sailboats “To reach a port, we must sail—Sail, not tie at anchor—Sail, not drift.”
Franklin Roosevelt

A sailboat is propelled by the wind rather than by gasoline and a motor.  On days when the winds are weak, sailors sometimes become frustrated by the slow speed and lack of progress toward their destination.  The process of sailing requires education, practice, and skill.  While learning these sailing skills, beginning sailors often find that their boats do not go in the right direction and may not seem to move much at all.  Once the sailing skills are learned, experienced sailors can make progress even in low wind conditions.

Life is much like a sailboat ride.  Many people become frustrated when attempting to reach goals because they have not yet learned the skills needed to “sail” through each challenge.  Many people are “tying” their own anchors without realizing it.  Others are simply waiting for a strong wind to push them along while they continue to drift through life.

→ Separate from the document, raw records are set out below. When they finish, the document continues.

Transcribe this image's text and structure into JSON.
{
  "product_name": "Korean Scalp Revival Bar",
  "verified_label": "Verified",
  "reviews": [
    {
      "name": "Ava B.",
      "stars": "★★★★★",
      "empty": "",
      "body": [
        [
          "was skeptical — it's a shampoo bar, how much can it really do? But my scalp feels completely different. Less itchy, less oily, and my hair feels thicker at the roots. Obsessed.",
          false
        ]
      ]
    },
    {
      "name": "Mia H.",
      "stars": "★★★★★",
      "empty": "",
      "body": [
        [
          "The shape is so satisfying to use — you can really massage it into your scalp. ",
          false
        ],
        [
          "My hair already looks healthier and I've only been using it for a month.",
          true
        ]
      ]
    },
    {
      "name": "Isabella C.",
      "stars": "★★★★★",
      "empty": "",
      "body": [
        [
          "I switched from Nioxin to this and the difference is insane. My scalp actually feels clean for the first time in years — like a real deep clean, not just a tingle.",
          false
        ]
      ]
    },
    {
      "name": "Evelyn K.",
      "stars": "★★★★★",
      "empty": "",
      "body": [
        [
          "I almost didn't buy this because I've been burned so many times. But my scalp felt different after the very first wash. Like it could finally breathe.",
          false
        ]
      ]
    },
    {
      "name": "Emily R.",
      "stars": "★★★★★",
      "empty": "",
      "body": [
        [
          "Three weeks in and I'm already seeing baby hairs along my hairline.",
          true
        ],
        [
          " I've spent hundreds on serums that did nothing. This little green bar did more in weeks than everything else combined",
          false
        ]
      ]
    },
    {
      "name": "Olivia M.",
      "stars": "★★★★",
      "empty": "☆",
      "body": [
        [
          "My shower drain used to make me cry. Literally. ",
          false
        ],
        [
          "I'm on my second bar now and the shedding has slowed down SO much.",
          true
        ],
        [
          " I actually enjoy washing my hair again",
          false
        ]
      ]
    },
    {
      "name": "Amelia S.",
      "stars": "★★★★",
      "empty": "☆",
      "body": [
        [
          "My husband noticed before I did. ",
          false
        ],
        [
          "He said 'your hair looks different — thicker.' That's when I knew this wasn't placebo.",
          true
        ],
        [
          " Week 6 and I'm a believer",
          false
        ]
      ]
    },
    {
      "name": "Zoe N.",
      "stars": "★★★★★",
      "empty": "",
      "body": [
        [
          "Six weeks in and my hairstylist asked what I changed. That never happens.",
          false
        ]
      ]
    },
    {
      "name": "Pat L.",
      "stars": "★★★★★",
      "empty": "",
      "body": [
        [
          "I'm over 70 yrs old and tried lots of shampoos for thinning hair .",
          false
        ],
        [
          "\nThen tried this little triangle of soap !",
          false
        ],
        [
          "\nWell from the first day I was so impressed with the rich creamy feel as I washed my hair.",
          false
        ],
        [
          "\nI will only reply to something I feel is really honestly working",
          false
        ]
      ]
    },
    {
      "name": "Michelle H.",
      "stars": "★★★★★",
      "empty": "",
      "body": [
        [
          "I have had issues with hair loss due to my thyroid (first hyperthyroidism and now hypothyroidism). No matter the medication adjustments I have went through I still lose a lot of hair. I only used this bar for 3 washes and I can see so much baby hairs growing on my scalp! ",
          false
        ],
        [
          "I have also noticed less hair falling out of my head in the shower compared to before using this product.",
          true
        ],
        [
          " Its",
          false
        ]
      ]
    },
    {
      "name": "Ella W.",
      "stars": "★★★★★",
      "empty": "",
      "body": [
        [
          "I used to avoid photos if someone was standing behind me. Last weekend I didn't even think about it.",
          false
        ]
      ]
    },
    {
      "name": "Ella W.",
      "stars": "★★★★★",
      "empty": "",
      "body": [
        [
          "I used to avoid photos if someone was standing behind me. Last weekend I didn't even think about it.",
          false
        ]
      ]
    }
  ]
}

Think about the goals you are trying to achieve.  What are you doing to tie your own anchor?  What can you do to propel your sailboat while you wait for the wind to pick up?  If you are feeling stuck in an important area of your life, consider talking with a psychologist or professional counselor.  Whether you are struggling with work, relationships, family, or school difficulties, you do not have to attempt to sail through these difficulties all on your own.